■ Exercise goal: Scan the listing for the word "code", and copy out each line where it is found.

■ Material shown:

______

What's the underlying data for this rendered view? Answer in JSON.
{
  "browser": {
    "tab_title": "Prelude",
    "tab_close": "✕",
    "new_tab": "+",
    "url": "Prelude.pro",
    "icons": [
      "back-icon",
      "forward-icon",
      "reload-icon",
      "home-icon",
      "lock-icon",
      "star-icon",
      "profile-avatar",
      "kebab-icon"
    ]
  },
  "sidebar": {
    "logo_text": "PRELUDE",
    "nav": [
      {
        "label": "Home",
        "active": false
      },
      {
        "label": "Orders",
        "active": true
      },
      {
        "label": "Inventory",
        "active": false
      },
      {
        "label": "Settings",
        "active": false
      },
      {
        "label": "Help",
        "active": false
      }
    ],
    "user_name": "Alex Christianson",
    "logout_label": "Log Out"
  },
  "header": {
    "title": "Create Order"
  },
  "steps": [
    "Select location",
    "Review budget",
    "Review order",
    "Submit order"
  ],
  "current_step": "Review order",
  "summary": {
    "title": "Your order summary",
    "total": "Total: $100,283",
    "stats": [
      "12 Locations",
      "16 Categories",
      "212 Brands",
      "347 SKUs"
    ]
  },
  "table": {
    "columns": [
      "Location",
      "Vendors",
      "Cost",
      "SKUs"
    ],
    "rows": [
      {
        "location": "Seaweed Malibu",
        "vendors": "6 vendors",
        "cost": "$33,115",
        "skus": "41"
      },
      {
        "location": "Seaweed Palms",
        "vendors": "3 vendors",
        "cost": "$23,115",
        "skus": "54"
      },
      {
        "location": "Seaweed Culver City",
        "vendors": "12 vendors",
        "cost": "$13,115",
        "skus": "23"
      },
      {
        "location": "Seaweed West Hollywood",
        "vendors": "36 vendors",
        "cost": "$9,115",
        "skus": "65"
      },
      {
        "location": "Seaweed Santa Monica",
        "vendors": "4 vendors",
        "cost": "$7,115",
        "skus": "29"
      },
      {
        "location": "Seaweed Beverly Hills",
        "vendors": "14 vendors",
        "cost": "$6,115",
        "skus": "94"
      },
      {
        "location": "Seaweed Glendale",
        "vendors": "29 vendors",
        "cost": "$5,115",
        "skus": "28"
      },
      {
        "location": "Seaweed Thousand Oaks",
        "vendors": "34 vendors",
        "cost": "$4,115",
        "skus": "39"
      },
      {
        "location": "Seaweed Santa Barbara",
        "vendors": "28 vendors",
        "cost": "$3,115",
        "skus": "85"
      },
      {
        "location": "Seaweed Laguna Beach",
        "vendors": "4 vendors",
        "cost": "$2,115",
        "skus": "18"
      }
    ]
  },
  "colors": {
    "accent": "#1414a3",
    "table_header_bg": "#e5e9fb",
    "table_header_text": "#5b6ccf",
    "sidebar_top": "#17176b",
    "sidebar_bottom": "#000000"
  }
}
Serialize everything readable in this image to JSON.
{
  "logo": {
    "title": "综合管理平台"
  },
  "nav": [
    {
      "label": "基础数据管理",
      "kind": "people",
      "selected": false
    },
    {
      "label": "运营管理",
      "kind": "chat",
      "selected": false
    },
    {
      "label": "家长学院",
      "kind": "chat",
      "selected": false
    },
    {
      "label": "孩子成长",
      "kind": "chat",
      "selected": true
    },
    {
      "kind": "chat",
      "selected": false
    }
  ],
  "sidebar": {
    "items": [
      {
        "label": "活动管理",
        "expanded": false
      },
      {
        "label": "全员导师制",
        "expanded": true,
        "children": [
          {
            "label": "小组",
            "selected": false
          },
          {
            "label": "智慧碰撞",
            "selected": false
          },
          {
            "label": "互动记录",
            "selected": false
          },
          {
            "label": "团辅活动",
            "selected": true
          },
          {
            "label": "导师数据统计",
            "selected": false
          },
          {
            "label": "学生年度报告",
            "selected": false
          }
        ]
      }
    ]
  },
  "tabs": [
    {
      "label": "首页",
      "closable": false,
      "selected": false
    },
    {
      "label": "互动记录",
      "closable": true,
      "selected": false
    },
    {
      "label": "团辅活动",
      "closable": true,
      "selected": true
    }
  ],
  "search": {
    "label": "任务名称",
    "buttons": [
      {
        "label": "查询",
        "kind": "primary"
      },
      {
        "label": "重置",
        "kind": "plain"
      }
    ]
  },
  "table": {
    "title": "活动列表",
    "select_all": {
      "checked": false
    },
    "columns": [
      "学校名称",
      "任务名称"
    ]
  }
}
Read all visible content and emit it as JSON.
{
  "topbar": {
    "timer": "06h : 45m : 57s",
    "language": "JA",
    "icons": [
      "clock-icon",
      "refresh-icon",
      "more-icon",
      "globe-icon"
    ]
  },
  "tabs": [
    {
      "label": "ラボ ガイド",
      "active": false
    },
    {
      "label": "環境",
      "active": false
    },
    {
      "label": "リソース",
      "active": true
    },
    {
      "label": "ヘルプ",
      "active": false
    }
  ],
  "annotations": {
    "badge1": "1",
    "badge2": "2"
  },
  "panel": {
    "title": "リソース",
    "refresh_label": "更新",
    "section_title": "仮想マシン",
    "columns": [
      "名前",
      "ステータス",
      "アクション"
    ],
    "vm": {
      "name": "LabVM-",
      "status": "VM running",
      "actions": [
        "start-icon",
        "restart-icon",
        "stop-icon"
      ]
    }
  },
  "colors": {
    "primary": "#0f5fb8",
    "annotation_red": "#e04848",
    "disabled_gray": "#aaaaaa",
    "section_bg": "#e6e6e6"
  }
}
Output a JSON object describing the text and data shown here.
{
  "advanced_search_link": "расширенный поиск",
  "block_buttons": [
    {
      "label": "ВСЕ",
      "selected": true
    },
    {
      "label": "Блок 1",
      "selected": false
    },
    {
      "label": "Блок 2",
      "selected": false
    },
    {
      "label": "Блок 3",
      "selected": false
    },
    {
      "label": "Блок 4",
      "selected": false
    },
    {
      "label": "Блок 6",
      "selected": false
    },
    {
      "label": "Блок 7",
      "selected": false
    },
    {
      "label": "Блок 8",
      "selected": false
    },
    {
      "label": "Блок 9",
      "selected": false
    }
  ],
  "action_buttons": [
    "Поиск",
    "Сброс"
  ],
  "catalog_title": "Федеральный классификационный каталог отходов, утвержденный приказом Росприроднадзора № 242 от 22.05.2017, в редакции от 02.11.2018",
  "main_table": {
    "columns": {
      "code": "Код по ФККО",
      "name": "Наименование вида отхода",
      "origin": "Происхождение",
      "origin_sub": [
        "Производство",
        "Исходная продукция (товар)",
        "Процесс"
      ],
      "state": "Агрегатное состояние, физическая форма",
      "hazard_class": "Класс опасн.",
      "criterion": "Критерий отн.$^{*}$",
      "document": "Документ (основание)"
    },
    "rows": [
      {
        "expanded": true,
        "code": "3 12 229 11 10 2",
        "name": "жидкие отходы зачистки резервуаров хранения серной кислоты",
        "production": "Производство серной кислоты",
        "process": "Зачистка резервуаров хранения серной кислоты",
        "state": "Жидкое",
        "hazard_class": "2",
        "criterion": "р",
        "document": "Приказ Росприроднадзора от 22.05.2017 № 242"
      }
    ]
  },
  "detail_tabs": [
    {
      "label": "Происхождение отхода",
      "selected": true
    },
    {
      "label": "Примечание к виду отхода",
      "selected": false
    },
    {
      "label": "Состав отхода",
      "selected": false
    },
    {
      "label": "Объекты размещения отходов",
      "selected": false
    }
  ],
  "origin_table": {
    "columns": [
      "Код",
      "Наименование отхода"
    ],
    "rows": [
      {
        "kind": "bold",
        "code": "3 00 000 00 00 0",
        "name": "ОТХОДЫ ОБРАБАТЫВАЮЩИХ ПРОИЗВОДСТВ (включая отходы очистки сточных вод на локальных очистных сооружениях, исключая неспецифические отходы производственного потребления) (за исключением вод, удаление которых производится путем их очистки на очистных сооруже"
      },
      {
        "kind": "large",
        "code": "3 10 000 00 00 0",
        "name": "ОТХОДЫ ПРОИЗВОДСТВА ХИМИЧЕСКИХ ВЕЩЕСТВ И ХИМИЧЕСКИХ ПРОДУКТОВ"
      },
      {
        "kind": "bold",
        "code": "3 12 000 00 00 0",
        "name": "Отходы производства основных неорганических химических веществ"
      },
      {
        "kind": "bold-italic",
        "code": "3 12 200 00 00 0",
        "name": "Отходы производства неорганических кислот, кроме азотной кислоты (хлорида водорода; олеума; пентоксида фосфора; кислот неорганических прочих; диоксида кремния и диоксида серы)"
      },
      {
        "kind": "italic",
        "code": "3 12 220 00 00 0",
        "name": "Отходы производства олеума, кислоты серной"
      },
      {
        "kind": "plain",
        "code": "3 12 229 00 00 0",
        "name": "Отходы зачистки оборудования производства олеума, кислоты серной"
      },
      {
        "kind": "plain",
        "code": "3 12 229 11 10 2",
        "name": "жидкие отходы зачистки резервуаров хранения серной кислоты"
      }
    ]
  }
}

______

■ Response to the exercise:
      "code": "Код по ФККО",
        "code": "3 12 229 11 10 2",
        "code": "3 00 000 00 00 0",
        "code": "3 10 000 00 00 0",
        "code": "3 12 000 00 00 0",
        "code": "3 12 200 00 00 0",
        "code": "3 12 220 00 00 0",
        "code": "3 12 229 00 00 0",
        "code": "3 12 229 11 10 2",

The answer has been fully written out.